■ DESCRIPTION OF THE TASK
The answer must be an exact reproduction of all the entries.

______________________________

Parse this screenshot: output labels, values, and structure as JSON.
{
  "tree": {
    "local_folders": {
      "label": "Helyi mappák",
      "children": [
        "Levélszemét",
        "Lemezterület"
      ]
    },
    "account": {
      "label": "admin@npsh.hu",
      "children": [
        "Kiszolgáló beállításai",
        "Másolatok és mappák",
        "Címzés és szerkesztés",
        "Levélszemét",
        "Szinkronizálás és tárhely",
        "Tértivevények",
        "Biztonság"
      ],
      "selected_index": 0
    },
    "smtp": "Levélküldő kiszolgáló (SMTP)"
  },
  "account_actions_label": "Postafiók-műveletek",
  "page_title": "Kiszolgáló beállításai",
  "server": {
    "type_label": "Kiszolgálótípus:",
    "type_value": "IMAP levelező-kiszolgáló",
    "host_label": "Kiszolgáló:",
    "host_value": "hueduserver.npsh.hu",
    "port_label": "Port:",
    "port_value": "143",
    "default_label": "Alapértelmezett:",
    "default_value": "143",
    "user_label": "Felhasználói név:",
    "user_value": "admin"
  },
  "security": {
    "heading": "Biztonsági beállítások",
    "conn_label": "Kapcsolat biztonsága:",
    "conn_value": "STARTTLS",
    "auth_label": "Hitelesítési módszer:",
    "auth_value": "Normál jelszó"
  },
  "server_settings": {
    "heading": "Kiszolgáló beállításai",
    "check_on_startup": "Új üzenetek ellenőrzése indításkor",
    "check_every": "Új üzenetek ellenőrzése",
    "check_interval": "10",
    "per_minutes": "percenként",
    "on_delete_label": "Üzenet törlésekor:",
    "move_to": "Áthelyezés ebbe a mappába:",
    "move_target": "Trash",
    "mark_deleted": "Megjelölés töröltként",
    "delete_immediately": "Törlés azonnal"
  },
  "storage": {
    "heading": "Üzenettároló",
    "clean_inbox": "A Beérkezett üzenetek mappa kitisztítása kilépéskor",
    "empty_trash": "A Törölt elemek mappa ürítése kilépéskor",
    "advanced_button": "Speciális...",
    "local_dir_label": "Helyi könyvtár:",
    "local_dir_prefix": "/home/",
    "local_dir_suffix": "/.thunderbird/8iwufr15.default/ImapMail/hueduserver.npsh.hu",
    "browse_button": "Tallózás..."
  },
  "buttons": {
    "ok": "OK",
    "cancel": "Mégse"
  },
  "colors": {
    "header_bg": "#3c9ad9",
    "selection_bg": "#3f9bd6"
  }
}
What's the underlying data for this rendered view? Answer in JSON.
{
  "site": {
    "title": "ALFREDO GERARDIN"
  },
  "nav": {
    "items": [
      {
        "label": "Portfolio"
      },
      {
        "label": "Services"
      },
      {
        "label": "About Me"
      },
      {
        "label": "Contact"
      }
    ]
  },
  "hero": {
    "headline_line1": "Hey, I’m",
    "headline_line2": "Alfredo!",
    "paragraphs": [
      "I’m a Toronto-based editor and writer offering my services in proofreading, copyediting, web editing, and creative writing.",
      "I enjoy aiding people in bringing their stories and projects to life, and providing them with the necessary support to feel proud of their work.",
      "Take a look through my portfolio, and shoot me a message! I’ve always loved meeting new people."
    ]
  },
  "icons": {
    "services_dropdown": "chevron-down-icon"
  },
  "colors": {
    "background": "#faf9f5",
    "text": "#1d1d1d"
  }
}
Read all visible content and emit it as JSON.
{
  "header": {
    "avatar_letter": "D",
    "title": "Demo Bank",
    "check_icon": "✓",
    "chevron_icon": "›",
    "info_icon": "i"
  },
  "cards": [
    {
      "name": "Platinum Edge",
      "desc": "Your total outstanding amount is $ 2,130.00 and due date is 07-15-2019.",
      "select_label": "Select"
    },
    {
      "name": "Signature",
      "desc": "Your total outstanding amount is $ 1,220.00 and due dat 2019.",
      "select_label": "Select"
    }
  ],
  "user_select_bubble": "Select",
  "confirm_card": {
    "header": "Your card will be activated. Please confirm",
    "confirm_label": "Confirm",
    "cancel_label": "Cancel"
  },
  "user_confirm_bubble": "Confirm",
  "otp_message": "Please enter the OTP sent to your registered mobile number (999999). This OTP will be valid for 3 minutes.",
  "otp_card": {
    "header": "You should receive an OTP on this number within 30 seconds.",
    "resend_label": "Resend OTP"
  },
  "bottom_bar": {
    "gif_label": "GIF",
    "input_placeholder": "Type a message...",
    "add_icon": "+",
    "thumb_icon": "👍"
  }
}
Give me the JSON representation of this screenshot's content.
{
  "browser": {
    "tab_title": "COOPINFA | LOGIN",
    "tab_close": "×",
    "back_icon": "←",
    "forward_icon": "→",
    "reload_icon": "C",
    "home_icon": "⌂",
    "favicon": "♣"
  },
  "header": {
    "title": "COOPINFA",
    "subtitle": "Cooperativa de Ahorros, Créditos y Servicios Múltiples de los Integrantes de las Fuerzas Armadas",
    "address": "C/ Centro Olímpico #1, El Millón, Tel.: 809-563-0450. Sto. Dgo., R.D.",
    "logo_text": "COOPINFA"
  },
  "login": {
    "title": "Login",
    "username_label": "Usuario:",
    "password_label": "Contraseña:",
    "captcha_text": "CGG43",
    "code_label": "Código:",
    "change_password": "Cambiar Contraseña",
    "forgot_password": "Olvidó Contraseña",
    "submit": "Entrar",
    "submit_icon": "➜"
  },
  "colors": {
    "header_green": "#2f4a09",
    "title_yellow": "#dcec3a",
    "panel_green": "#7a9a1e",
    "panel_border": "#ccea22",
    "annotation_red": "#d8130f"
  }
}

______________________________

■ OUTPUT BELOW
Parse this screenshot: output labels, values, and structure as JSON.
{
  "tree": {
    "local_folders": {
      "label": "Helyi mappák",
      "children": [
        "Levélszemét",
        "Lemezterület"
      ]
    },
    "account": {
      "label": "admin@npsh.hu",
      "children": [
        "Kiszolgáló beállításai",
        "Másolatok és mappák",
        "Címzés és szerkesztés",
        "Levélszemét",
        "Szinkronizálás és tárhely",
        "Tértivevények",
        "Biztonság"
      ],
      "selected_index": 0
    },
    "smtp": "Levélküldő kiszolgáló (SMTP)"
  },
  "account_actions_label": "Postafiók-műveletek",
  "page_title": "Kiszolgáló beállításai",
  "server": {
    "type_label": "Kiszolgálótípus:",
    "type_value": "IMAP levelező-kiszolgáló",
    "host_label": "Kiszolgáló:",
    "host_value": "hueduserver.npsh.hu",
    "port_label": "Port:",
    "port_value": "143",
    "default_label": "Alapértelmezett:",
    "default_value": "143",
    "user_label": "Felhasználói név:",
    "user_value": "admin"
  },
  "security": {
    "heading": "Biztonsági beállítások",
    "conn_label": "Kapcsolat biztonsága:",
    "conn_value": "STARTTLS",
    "auth_label": "Hitelesítési módszer:",
    "auth_value": "Normál jelszó"
  },
  "server_settings": {
    "heading": "Kiszolgáló beállításai",
    "check_on_startup": "Új üzenetek ellenőrzése indításkor",
    "check_every": "Új üzenetek ellenőrzése",
    "check_interval": "10",
    "per_minutes": "percenként",
    "on_delete_label": "Üzenet törlésekor:",
    "move_to": "Áthelyezés ebbe a mappába:",
    "move_target": "Trash",
    "mark_deleted": "Megjelölés töröltként",
    "delete_immediately": "Törlés azonnal"
  },
  "storage": {
    "heading": "Üzenettároló",
    "clean_inbox": "A Beérkezett üzenetek mappa kitisztítása kilépéskor",
    "empty_trash": "A Törölt elemek mappa ürítése kilépéskor",
    "advanced_button": "Speciális...",
    "local_dir_label": "Helyi könyvtár:",
    "local_dir_prefix": "/home/",
    "local_dir_suffix": "/.thunderbird/8iwufr15.default/ImapMail/hueduserver.npsh.hu",
    "browse_button": "Tallózás..."
  },
  "buttons": {
    "ok": "OK",
    "cancel": "Mégse"
  },
  "colors": {
    "header_bg": "#3c9ad9",
    "selection_bg": "#3f9bd6"
  }
}
What's the underlying data for this rendered view? Answer in JSON.
{
  "site": {
    "title": "ALFREDO GERARDIN"
  },
  "nav": {
    "items": [
      {
        "label": "Portfolio"
      },
      {
        "label": "Services"
      },
      {
        "label": "About Me"
      },
      {
        "label": "Contact"
      }
    ]
  },
  "hero": {
    "headline_line1": "Hey, I’m",
    "headline_line2": "Alfredo!",
    "paragraphs": [
      "I’m a Toronto-based editor and writer offering my services in proofreading, copyediting, web editing, and creative writing.",
      "I enjoy aiding people in bringing their stories and projects to life, and providing them with the necessary support to feel proud of their work.",
      "Take a look through my portfolio, and shoot me a message! I’ve always loved meeting new people."
    ]
  },
  "icons": {
    "services_dropdown": "chevron-down-icon"
  },
  "colors": {
    "background": "#faf9f5",
    "text": "#1d1d1d"
  }
}
Read all visible content and emit it as JSON.
{
  "header": {
    "avatar_letter": "D",
    "title": "Demo Bank",
    "check_icon": "✓",
    "chevron_icon": "›",
    "info_icon": "i"
  },
  "cards": [
    {
      "name": "Platinum Edge",
      "desc": "Your total outstanding amount is $ 2,130.00 and due date is 07-15-2019.",
      "select_label": "Select"
    },
    {
      "name": "Signature",
      "desc": "Your total outstanding amount is $ 1,220.00 and due dat 2019.",
      "select_label": "Select"
    }
  ],
  "user_select_bubble": "Select",
  "confirm_card": {
    "header": "Your card will be activated. Please confirm",
    "confirm_label": "Confirm",
    "cancel_label": "Cancel"
  },
  "user_confirm_bubble": "Confirm",
  "otp_message": "Please enter the OTP sent to your registered mobile number (999999). This OTP will be valid for 3 minutes.",
  "otp_card": {
    "header": "You should receive an OTP on this number within 30 seconds.",
    "resend_label": "Resend OTP"
  },
  "bottom_bar": {
    "gif_label": "GIF",
    "input_placeholder": "Type a message...",
    "add_icon": "+",
    "thumb_icon": "👍"
  }
}
Give me the JSON representation of this screenshot's content.
{
  "browser": {
    "tab_title": "COOPINFA | LOGIN",
    "tab_close": "×",
    "back_icon": "←",
    "forward_icon": "→",
    "reload_icon": "C",
    "home_icon": "⌂",
    "favicon": "♣"
  },
  "header": {
    "title": "COOPINFA",
    "subtitle": "Cooperativa de Ahorros, Créditos y Servicios Múltiples de los Integrantes de las Fuerzas Armadas",
    "address": "C/ Centro Olímpico #1, El Millón, Tel.: 809-563-0450. Sto. Dgo., R.D.",
    "logo_text": "COOPINFA"
  },
  "login": {
    "title": "Login",
    "username_label": "Usuario:",
    "password_label": "Contraseña:",
    "captcha_text": "CGG43",
    "code_label": "Código:",
    "change_password": "Cambiar Contraseña",
    "forgot_password": "Olvidó Contraseña",
    "submit": "Entrar",
    "submit_icon": "➜"
  },
  "colors": {
    "header_green": "#2f4a09",
    "title_yellow": "#dcec3a",
    "panel_green": "#7a9a1e",
    "panel_border": "#ccea22",
    "annotation_red": "#d8130f"
  }
}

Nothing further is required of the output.